So, what should companies do when they recognize the need for a culture change? When their culture does, as Charisse so eloquently puts it, ‘turn to s**t’?

Charisse gives us a stern look, “companies should not be super-reactive when it comes to making changes in a culture. It causes chaos and chaos is infectious. To be proactive about building a culture, a company needs to employ observation, self-reflection and thoughtfulness. If a company simply waits until there is a culture problem to react, what they end up building in to ‘fix’ the problem is not sustainable because they won’t have given it enough thought”.

Charisse continues, “Companies tend to look at each other’s culture and say, ‘I’m going to do that’, rather than assessing what’s good for their island. What does work is gradually adapting behaviors to your team, rather than making big shifts, or attempting to plug-and-play”.

We are curious how Charisse would advise companies that struggle to balance an investment in culture building with the short-term pressures of quarterly results and a razor-sharp focus on bottom line.

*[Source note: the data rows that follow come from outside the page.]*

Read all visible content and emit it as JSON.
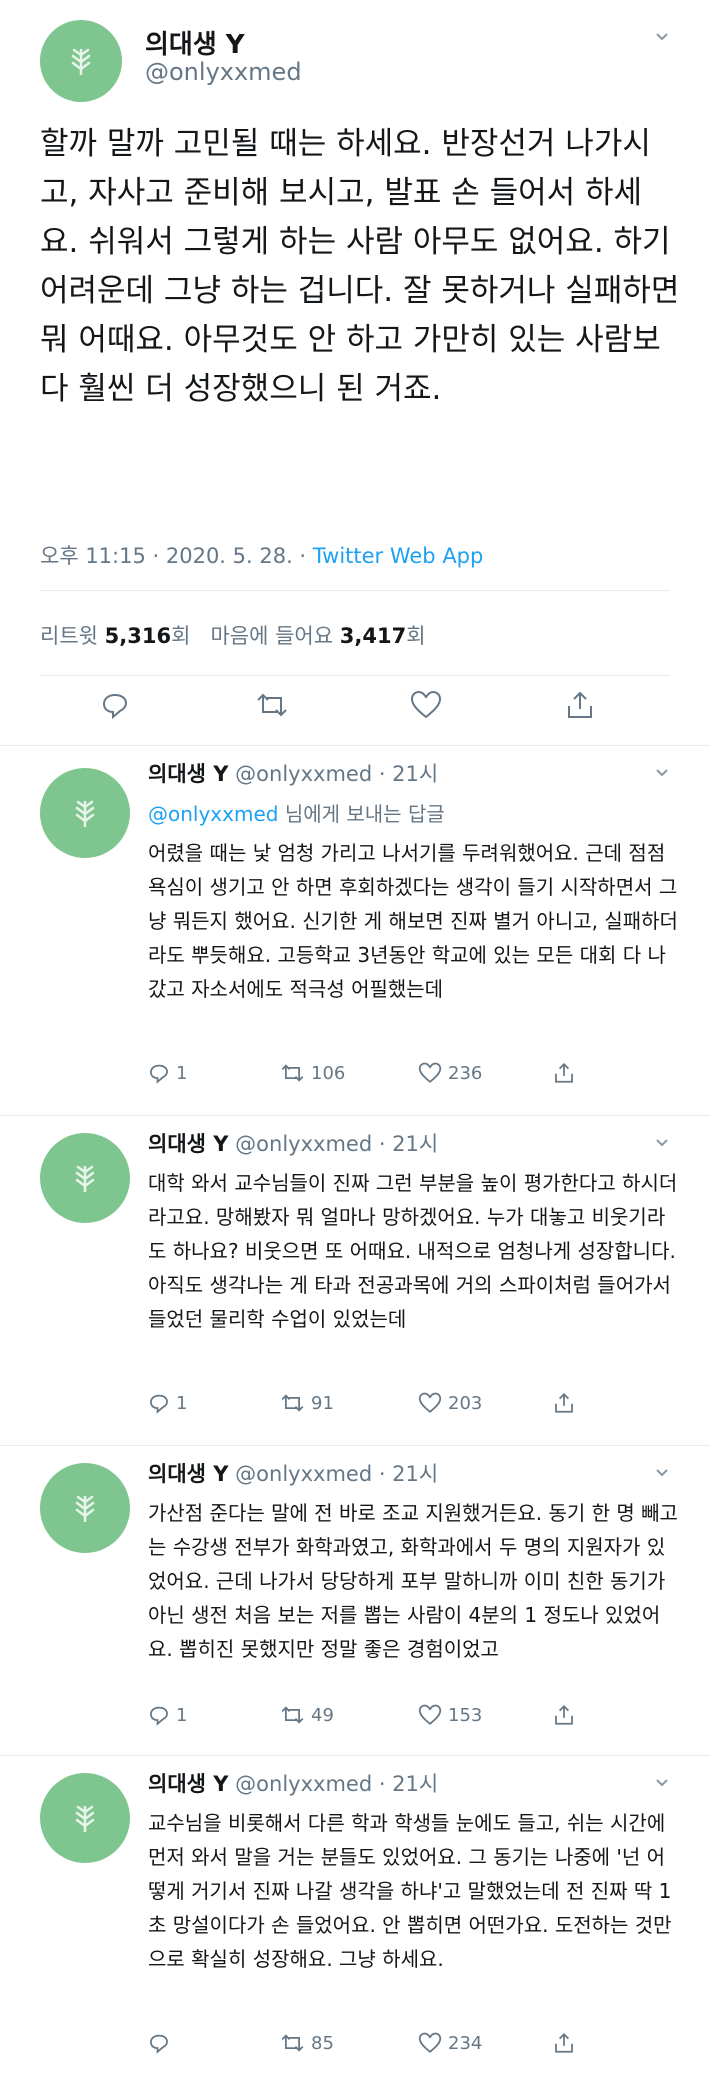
{
  "main_tweet": {
    "name": "의대생 Y",
    "handle": "@onlyxxmed",
    "text": "할까 말까 고민될 때는 하세요. 반장선거 나가시고, 자사고 준비해 보시고, 발표 손 들어서 하세요. 쉬워서 그렇게 하는 사람 아무도 없어요. 하기 어려운데 그냥 하는 겁니다. 잘 못하거나 실패하면 뭐 어때요. 아무것도 안 하고 가만히 있는 사람보다 훨씬 더 성장했으니 된 거죠.",
    "time": "오후 11:15 · 2020. 5. 28. · ",
    "client": "Twitter Web App",
    "retweets_label": "리트윗",
    "retweets_count": "5,316",
    "count_suffix": "회",
    "likes_label": "마음에 들어요",
    "likes_count": "3,417",
    "likes_suffix": "회"
  },
  "replies": [
    {
      "name": "의대생 Y",
      "handle": "@onlyxxmed · 21시",
      "reply_to_mention": "@onlyxxmed",
      "reply_to_rest": " 님에게 보내는 답글",
      "text": "어렸을 때는 낯 엄청 가리고 나서기를 두려워했어요. 근데 점점 욕심이 생기고 안 하면 후회하겠다는 생각이 들기 시작하면서 그냥 뭐든지 했어요. 신기한 게 해보면 진짜 별거 아니고, 실패하더라도 뿌듯해요. 고등학교 3년동안 학교에 있는 모든 대회 다 나갔고 자소서에도 적극성 어필했는데",
      "replies": "1",
      "retweets": "106",
      "likes": "236"
    },
    {
      "name": "의대생 Y",
      "handle": "@onlyxxmed · 21시",
      "text": "대학 와서 교수님들이 진짜 그런 부분을 높이 평가한다고 하시더라고요. 망해봤자 뭐 얼마나 망하겠어요. 누가 대놓고 비웃기라도 하나요? 비웃으면 또 어때요. 내적으로 엄청나게 성장합니다. 아직도 생각나는 게 타과 전공과목에 거의 스파이처럼 들어가서 들었던 물리학 수업이 있었는데",
      "replies": "1",
      "retweets": "91",
      "likes": "203"
    },
    {
      "name": "의대생 Y",
      "handle": "@onlyxxmed · 21시",
      "text": "가산점 준다는 말에 전 바로 조교 지원했거든요. 동기 한 명 빼고는 수강생 전부가 화학과였고, 화학과에서 두 명의 지원자가 있었어요. 근데 나가서 당당하게 포부 말하니까 이미 친한 동기가 아닌 생전 처음 보는 저를 뽑는 사람이 4분의 1 정도나 있었어요. 뽑히진 못했지만 정말 좋은 경험이었고",
      "replies": "1",
      "retweets": "49",
      "likes": "153"
    },
    {
      "name": "의대생 Y",
      "handle": "@onlyxxmed · 21시",
      "text": "교수님을 비롯해서 다른 학과 학생들 눈에도 들고, 쉬는 시간에 먼저 와서 말을 거는 분들도 있었어요. 그 동기는 나중에 '넌 어떻게 거기서 진짜 나갈 생각을 하냐'고 말했었는데 전 진짜 딱 1초 망설이다가 손 들었어요. 안 뽑히면 어떤가요. 도전하는 것만으로 확실히 성장해요. 그냥 하세요.",
      "replies": "",
      "retweets": "85",
      "likes": "234"
    }
  ],
  "colors": {
    "avatar": "#7fc58f",
    "link": "#1da1f2",
    "muted": "#657786"
  }
}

“Well,” she says, “a culture that is built over night, falls in a day, but a culture that is built over a long time will give you bottom line improvements and more. It has been proven by companies – like Apple for example – that designing an environment to specifically facilitate the success of your people, yields great financial results. Companies haven’t taken enough of the human aspect seriously. Employers are trying to catch up with the fact that it’s the people who are driving the company, with the numbers in tow. Not the other way around”.

A glance at the San Francisco skyline out of the window reminds us of where we are, in a hyper competitive technology market where companies have deep, private equity enabled pockets that allow them to offer desk massages and bottomless Kombucha to their coveted workforce. With this in mind, we self-consciously ask Charisse one more question.

Is this obsession with culture relevant to the global market, or are we living in a Bay Area bubble?

“It is very clear that there is more focus on this here than other places,” she says. “But companies all over are trying to figure this out. The biggest problem we have here is apathy, with employers looking for a quick fix. Tech companies are spending millions of dollars to roll out ‘appreciation tools’ and ‘virtual high-fives,’ when really the answer is much simpler; we just need to care about our people more”